**What is required:**
Copy out each line of the data below in which the string "emoji" appears.

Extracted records
_ _ _ _
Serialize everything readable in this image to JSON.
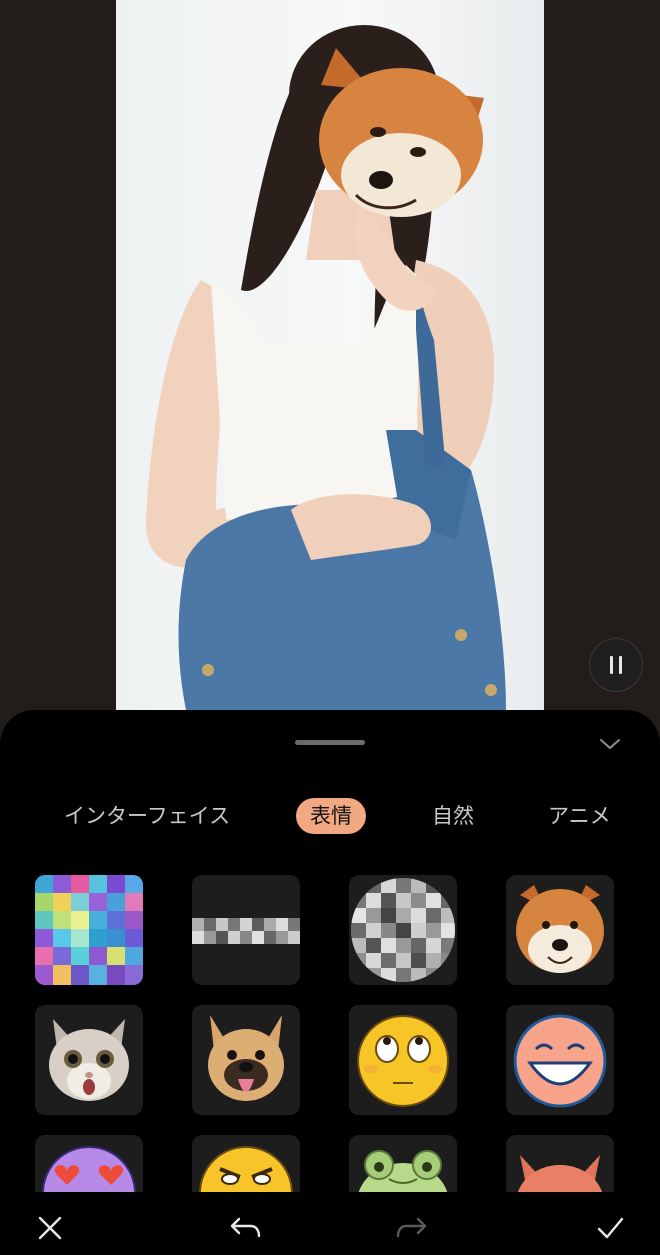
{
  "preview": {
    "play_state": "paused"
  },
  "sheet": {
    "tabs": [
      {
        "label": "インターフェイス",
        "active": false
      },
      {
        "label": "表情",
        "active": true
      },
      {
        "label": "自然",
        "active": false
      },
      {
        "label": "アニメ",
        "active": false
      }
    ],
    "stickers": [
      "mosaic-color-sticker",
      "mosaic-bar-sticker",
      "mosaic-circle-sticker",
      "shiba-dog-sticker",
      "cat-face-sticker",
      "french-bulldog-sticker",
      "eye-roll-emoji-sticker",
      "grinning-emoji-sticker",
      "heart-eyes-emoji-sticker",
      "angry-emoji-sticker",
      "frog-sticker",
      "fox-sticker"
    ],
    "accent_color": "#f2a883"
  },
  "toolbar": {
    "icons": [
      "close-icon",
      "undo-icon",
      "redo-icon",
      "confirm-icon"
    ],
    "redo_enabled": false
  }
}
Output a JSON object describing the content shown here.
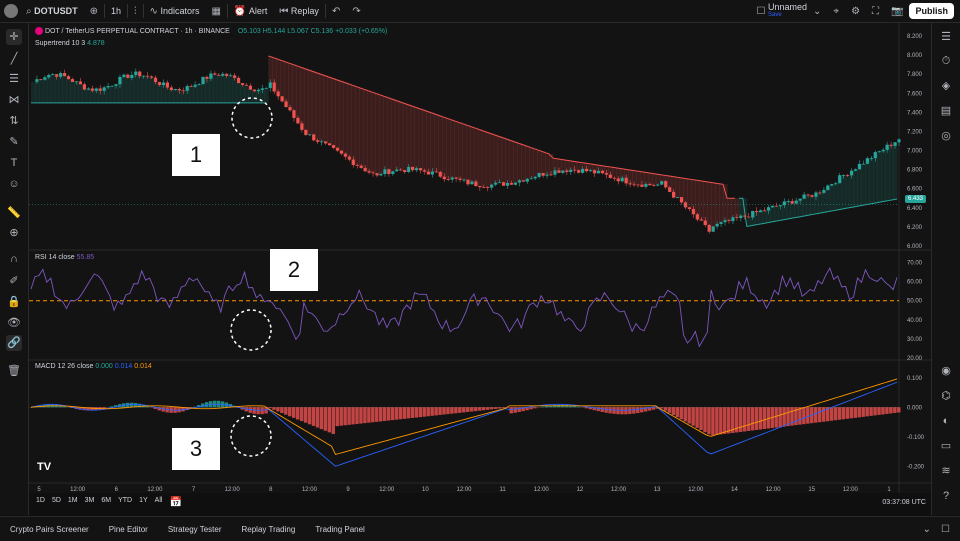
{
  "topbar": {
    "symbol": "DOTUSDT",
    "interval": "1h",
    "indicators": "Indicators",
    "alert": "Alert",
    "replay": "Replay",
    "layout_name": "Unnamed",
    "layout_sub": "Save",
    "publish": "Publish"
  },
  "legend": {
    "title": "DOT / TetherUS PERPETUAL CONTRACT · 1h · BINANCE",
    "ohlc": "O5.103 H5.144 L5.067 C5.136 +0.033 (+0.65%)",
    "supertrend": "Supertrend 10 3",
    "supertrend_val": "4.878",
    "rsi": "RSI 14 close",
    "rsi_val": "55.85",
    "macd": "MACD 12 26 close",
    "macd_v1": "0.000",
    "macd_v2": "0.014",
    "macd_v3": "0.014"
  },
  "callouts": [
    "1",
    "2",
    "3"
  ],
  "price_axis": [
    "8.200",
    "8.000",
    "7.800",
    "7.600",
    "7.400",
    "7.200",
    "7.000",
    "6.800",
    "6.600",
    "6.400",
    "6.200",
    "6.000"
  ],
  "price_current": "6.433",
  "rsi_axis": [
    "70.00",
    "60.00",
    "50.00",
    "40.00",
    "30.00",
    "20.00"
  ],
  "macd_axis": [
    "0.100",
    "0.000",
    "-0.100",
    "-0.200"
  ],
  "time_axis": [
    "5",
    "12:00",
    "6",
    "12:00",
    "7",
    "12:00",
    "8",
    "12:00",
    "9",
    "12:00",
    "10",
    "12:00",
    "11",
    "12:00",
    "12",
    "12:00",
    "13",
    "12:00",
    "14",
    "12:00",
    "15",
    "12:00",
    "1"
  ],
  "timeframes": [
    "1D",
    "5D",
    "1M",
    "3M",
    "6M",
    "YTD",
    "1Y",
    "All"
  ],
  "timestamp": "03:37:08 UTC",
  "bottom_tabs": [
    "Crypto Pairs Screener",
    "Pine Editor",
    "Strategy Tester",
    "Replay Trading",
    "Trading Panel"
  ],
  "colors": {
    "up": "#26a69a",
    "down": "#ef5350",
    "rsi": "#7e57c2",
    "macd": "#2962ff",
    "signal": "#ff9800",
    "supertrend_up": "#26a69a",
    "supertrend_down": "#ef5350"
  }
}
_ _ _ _
**Response:**
      "eye-roll-emoji-sticker",
      "grinning-emoji-sticker",
      "heart-eyes-emoji-sticker",
      "angry-emoji-sticker",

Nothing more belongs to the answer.